--- SOURCE DATA Enclosed Below ---

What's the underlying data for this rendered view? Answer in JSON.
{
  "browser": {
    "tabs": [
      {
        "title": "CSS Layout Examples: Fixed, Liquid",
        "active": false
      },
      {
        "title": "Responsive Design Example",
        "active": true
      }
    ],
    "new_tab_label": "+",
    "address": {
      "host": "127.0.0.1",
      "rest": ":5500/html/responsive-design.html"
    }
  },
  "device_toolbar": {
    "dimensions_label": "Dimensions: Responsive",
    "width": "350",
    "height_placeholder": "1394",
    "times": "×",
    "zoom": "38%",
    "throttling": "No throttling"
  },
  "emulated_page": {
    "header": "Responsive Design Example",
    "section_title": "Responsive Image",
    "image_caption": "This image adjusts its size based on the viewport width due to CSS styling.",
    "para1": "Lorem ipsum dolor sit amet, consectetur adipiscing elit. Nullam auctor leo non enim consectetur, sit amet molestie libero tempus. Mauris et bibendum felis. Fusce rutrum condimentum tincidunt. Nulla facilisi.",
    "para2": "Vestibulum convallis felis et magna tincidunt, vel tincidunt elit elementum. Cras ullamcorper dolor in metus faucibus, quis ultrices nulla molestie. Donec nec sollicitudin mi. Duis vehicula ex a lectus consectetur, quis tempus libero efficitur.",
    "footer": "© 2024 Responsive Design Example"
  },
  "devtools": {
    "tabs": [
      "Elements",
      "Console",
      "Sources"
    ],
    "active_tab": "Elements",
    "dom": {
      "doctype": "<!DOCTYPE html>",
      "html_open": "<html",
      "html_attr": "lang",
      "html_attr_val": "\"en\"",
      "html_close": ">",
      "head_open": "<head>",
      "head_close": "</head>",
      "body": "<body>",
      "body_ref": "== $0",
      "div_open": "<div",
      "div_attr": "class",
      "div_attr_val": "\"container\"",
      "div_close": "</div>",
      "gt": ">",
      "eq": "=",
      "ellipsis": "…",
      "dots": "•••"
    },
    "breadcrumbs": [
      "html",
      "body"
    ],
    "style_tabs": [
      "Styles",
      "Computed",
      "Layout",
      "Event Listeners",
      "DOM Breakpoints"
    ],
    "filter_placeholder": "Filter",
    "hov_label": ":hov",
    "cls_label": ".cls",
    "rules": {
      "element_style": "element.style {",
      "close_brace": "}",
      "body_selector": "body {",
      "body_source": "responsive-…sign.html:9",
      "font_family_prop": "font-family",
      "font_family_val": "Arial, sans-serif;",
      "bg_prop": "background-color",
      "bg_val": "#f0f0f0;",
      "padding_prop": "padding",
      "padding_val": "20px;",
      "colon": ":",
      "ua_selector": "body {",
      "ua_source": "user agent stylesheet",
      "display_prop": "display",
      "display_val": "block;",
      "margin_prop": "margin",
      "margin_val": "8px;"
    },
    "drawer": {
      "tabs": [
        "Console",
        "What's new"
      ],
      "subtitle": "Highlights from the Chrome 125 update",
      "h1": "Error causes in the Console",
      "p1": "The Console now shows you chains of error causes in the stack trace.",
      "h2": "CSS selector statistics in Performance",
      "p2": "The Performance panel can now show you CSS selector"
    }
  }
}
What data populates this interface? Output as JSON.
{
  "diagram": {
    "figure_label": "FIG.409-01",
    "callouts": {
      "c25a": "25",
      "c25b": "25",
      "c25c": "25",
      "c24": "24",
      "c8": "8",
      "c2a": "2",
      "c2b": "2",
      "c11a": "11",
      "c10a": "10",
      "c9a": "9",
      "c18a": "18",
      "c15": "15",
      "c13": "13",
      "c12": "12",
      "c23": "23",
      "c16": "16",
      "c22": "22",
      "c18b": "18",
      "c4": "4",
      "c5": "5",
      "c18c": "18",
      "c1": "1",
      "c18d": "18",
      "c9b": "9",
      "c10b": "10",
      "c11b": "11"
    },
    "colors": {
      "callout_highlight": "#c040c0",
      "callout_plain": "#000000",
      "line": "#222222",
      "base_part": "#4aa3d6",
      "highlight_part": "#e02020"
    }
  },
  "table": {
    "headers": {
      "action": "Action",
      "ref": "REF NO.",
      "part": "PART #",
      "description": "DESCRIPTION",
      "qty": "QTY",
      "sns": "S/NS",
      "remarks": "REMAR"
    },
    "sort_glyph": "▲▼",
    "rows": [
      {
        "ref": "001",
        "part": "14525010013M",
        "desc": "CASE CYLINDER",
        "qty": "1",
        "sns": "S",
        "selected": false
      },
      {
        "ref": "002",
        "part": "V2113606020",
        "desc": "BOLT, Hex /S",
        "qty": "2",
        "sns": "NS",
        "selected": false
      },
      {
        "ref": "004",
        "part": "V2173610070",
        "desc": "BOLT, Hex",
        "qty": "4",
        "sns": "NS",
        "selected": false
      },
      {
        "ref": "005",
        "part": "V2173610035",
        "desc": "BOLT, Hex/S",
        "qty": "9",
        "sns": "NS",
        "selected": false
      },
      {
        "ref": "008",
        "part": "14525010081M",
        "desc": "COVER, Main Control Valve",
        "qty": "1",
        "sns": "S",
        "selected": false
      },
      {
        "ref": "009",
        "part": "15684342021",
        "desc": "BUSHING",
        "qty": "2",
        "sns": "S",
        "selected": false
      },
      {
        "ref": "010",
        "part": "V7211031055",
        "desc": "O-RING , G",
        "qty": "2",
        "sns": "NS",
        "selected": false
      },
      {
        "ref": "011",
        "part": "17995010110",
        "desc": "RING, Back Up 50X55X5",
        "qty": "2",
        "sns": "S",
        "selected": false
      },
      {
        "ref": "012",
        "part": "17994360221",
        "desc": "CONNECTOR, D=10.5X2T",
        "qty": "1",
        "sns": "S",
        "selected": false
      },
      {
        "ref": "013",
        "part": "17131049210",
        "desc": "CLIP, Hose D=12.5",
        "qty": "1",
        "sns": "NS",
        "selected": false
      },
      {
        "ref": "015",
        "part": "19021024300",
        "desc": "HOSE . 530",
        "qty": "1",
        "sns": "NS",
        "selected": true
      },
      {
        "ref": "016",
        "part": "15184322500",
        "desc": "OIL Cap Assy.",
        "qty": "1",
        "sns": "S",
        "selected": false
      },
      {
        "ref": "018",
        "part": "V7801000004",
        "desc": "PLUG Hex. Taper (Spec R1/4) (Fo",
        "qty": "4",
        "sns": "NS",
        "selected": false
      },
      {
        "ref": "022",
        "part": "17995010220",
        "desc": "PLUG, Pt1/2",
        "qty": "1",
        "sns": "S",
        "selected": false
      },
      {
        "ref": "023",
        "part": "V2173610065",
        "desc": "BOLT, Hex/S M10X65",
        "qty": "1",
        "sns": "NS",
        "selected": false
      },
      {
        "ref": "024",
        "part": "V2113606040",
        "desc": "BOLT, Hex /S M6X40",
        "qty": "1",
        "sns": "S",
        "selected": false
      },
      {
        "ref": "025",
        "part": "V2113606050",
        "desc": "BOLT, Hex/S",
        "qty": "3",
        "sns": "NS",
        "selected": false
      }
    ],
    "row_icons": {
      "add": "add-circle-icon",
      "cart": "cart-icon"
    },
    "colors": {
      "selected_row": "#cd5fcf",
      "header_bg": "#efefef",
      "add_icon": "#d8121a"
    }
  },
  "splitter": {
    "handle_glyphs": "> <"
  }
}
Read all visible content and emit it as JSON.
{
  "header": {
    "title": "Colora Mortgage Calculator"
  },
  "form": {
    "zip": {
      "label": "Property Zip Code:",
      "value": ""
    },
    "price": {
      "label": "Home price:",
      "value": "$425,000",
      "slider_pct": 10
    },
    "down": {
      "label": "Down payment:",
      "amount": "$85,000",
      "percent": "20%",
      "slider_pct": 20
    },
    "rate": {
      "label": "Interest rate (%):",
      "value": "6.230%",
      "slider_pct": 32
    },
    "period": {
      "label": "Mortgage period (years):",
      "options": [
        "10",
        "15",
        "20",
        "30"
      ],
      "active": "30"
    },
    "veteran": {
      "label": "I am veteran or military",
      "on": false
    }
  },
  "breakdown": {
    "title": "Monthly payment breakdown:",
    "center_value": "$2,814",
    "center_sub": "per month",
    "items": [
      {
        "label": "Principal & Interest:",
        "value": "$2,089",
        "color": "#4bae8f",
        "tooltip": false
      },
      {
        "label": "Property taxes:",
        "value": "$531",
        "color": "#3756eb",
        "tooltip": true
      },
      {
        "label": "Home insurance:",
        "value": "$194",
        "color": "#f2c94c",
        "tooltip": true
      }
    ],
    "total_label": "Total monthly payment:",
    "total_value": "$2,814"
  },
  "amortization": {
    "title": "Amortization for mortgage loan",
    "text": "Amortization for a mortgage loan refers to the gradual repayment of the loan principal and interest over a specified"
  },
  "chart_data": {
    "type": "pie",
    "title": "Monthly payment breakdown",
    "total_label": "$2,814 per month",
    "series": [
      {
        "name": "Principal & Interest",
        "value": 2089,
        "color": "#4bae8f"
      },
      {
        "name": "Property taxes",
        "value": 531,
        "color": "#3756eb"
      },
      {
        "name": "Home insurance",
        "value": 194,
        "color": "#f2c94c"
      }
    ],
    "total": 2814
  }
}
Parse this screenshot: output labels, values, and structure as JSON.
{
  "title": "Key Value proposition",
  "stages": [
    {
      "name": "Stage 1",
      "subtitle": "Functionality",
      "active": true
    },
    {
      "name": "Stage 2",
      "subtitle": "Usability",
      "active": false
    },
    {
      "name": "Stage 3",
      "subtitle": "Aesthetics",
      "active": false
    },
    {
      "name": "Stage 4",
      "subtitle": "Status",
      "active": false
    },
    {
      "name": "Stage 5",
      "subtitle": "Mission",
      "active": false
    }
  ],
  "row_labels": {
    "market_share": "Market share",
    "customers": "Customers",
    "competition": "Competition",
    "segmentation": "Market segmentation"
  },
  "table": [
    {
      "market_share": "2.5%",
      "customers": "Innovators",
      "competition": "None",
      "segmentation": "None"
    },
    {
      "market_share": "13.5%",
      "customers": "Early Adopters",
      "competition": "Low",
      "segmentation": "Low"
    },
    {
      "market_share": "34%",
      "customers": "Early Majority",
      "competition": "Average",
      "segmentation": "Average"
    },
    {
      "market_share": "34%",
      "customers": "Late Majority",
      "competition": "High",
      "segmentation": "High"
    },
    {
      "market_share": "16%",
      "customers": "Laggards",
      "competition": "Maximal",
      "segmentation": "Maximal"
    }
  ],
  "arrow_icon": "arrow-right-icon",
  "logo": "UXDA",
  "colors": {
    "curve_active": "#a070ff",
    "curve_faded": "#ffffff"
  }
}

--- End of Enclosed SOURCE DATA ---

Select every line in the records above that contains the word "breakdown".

• _RESPONSE TO THIS EXERCISE_:
  "breakdown": {
    "title": "Monthly payment breakdown:",
    "title": "Monthly payment breakdown",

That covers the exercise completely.